Stuffing Recipe Links

~ Marla Meridith

Join the Conversation

12 thoughts on “Sprouted Wheat Stuffing Balls with Sausage

  1. Marla! I love that you are getting personal with us and sharing stories about your life, family and children. Now we can see the LOVE in your food. No wonder it tastes so good.

  2. Hi Marla!
    The story you recounted about your daughter just left me tearing up. OMG hug them, pray to a god if you believe, don’t you just thank god every day when you feel as if you’re spared, that something could have gone horifically wrong, but that it turned out being fine…that it’s just another bump in the parenting road?! I had a major scare w/ my daughter when she was 18 mos old. Ended up 4 days in Childrens Hosp in SD and anyway she was and is fine, but those were the longest 4 days of my life and it took me a good 6 mos to even shake it. Anyway my dear, I am a high raw GF vegan but I bet my hubby would like your meatballs 🙂

    1. Each minute becomes an hour when our little ones are hurt or ill. Thanks for your comment. We need to remember that we are all in this together and we support each other always! I am so happy to hear that the “hiccup” you experienced with your little girl ended up being just a bump in the road after all! I gotta get creative and work on some high raw GF vegan recipes. Second thought I will leave that up to you as you are well seasoned at that!

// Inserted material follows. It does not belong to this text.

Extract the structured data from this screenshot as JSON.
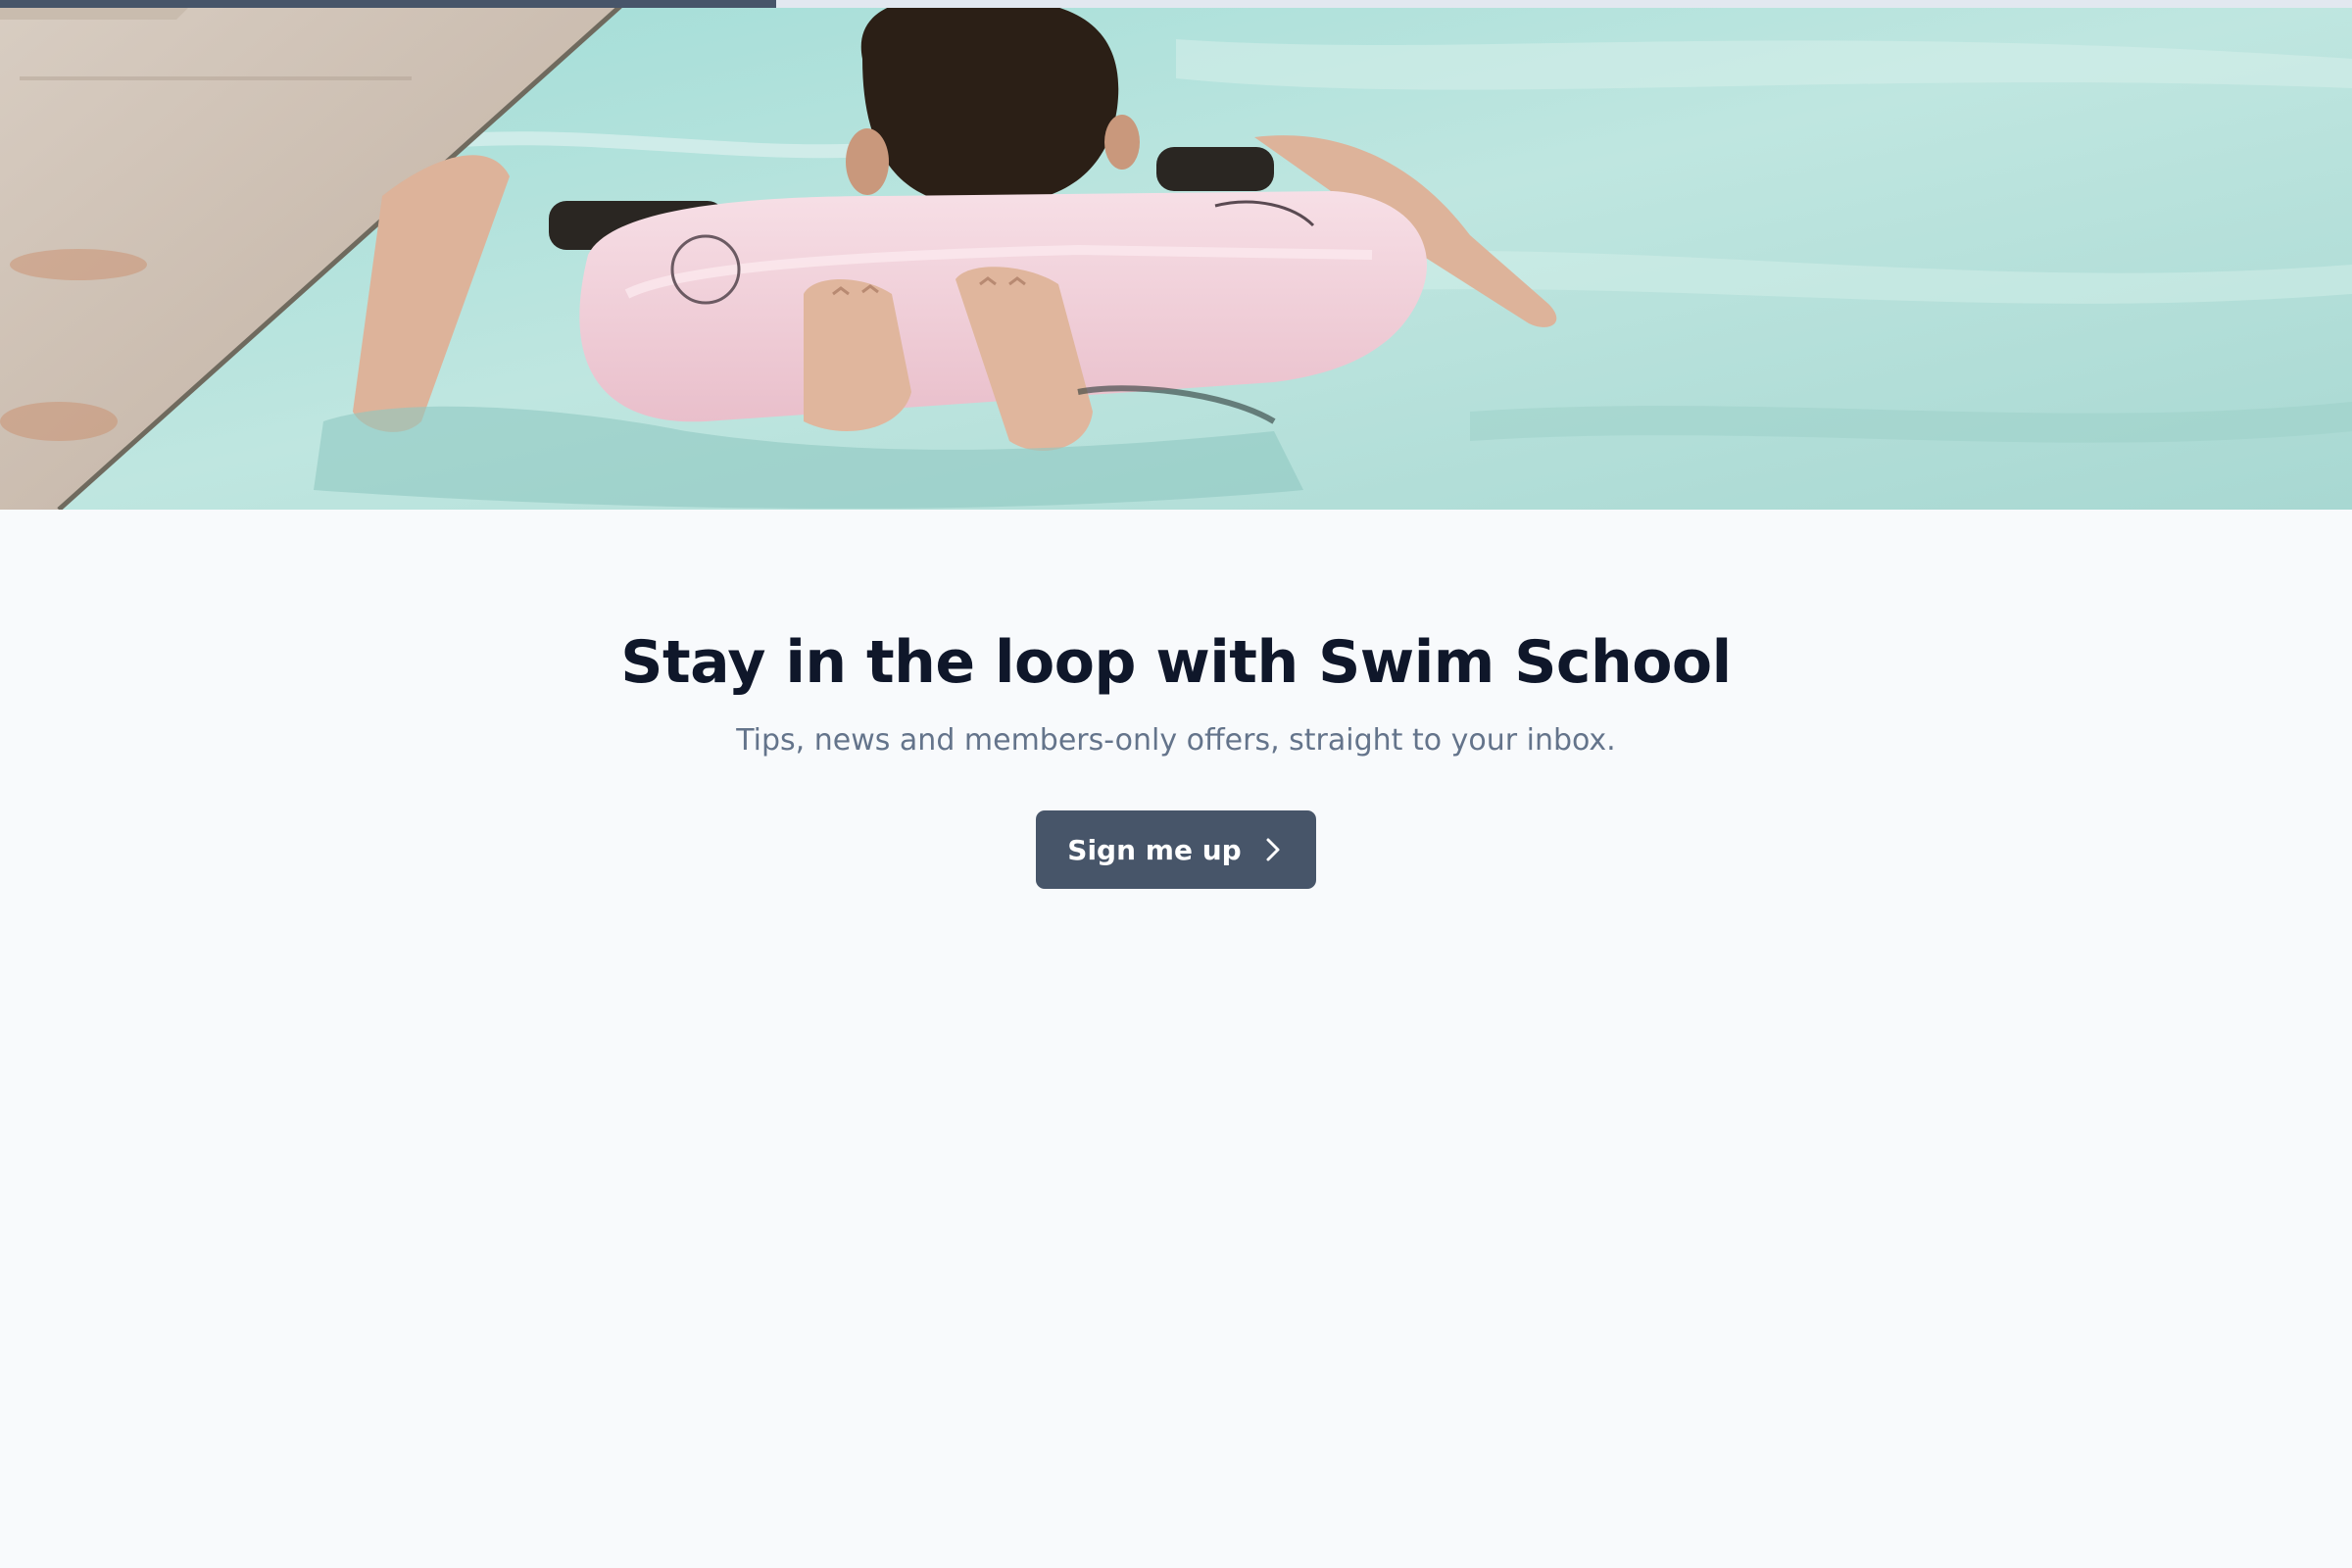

  3. My favorite bread: Ezekiel.
    My sister and I were discussing Andouille sausage yesterday and the fact that we never see it around here. But I really like that recipe and just might spring it on my hubby’s crew who are coming over for dinner Sunday (I’ll use Vegetarian “sausage” and bet no one will notice a different! 🙂 )
    What a great way to serve stuffing!